There isn't a proven method to prevent hyperopia, but adopting certain lifestyle habits can support overall eye health:

  1. Maintain a balanced diet rich in nutrients like vitamin A, C, E, and lutein, found in fruits and vegetables such as grapefruit, strawberries, and leafy greens.
  2. Schedule regular eye exams to detect any potential eye issues early, even before symptoms arise.
  3. Protect your eyes from harmful UV radiation by wearing sunglasses, especially on cloudy days.
  4. Take breaks to rest your eyes, especially if you spend long hours looking at screens, to prevent computer vision syndrome and reduce eye strain.


Hyperopia diagnosis typically occurs during a routine eye examination, where various tests are conducted:

  1. Visual Acuity Test: This measures how well you see at different distances, identifying any issues with clarity.


  1. Refraction Test: It determines the precise prescription needed for glasses or contact lenses by assessing how light bends as it enters your eye.


  1. Slit-Lamp Exam: This examination allows the eye care provider to closely examine the structures of your eyes, including the cornea, iris, and lens, to detect any abnormalities or signs of hyperopia.

Hyperopia Treatment

To correct hyperopia, several treatment options are available:


  1. Eyeglasses: These are a common and straightforward solution to correct hyperopia, providing clear vision by adjusting the way light enters the eyes.


  1. Contact Lenses: Another popular option, contact lenses sit directly on the eye and can effectively correct hyperopia, offering improved vision without the need for glasses.


  1. Corneal-Based Corrective Laser Surgery: Procedures like LASIK or PRK reshape the cornea to improve its focusing ability, thereby reducing or eliminating hyperopia.


  1. Lens-Based Surgery: Special intraocular lens implants can be surgically placed inside the eye to correct hyperopia, offering a long-term solution for clear vision.


It's essential to consult with your eye doctor during regular check-ups to assess your risk of developing hyperopia and to discuss the most suitable treatment options for your specific needs and preferences.


Hyperopia, commonly known as farsightedness, can bring about various uncomfortable symptoms, such as headaches, eye strain, and difficulty focusing on nearby objects.

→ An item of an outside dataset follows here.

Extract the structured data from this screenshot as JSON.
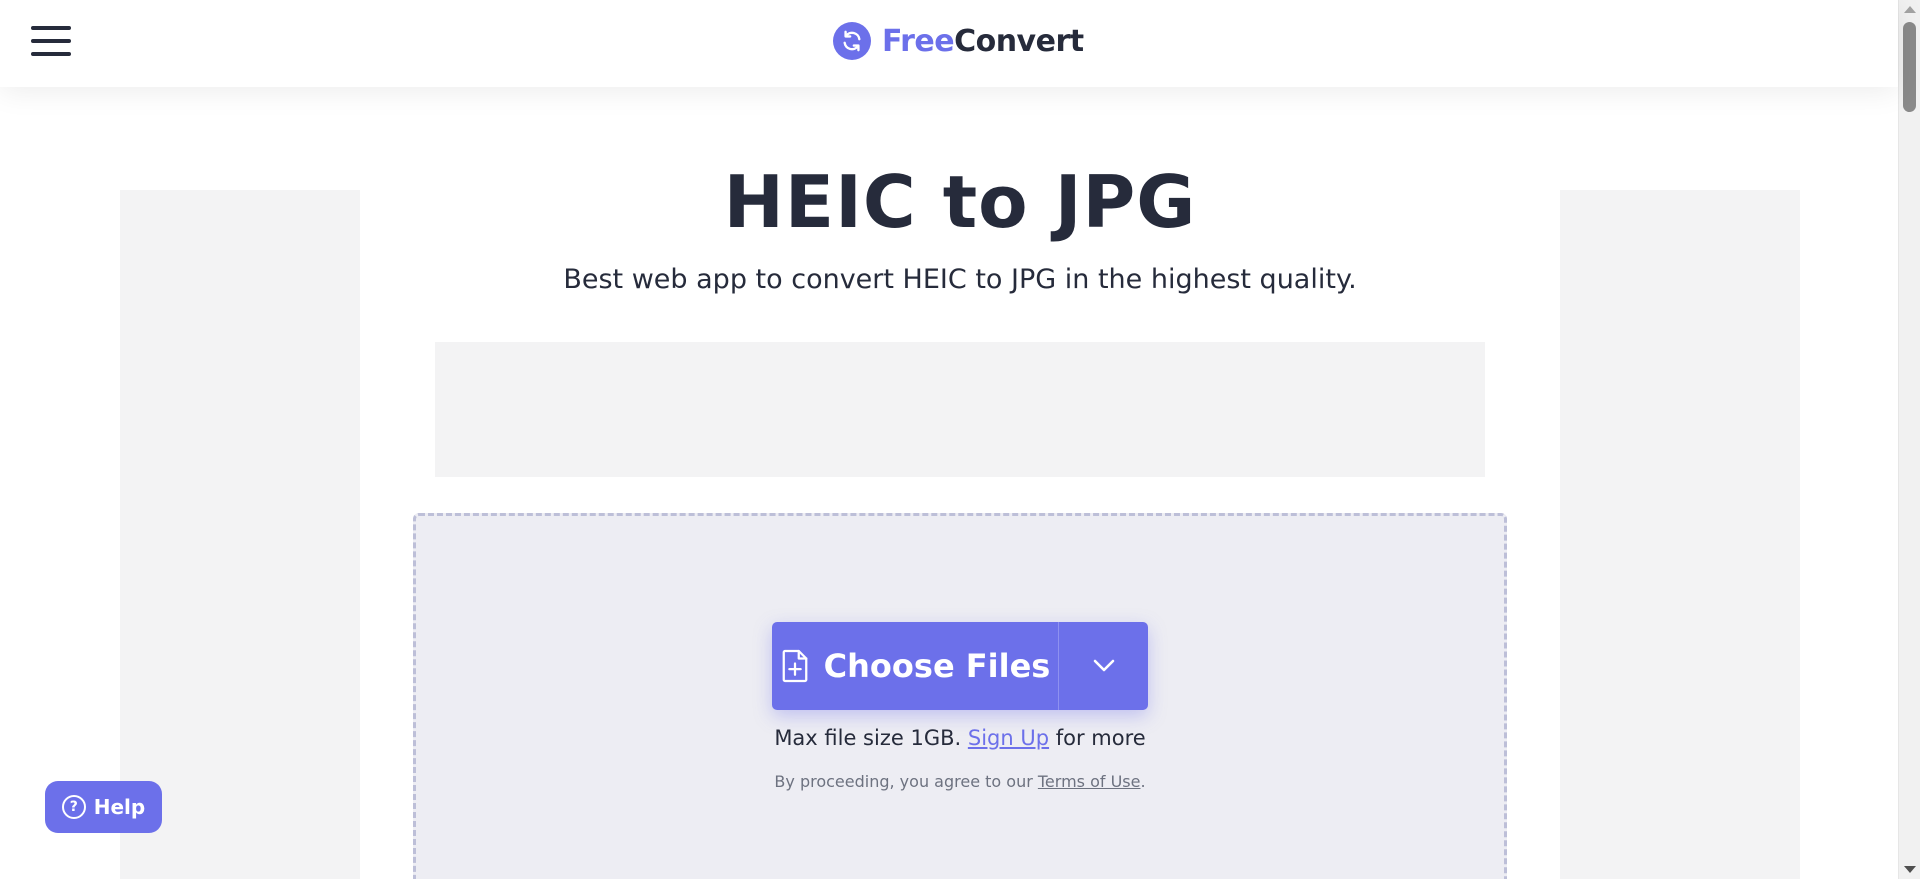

These symptoms can significantly impact daily tasks, such as reading, using digital devices, or performing close-up work.


Moreover, in children with high degrees of hyperopia, there is a risk of developing amblyopia, also known as lazy eye, or strabismus, which is characterized by misaligned eyes.

Amblyopia occurs when one eye has significantly better vision than the other, leading the brain to favor the stronger eye and neglecting the weaker one, potentially resulting in permanent vision loss if left untreated. Strabismus, on the other hand, causes the eyes to point in different directions, affecting depth perception and visual coordination.

Bottom Line

Early detection of hyperopia and other refractive errors through regular eye examinations, particularly during childhood, is crucial. These exams help identify vision issues before they progress and lead to complications like amblyopia or strabismus. By addressing hyperopia early on with corrective measures such as glasses or contact lenses, the risk of developing associated eye conditions can be minimized, ensuring optimal visual health and function.

Also Read What Is Myopia[ Causes and Treatment]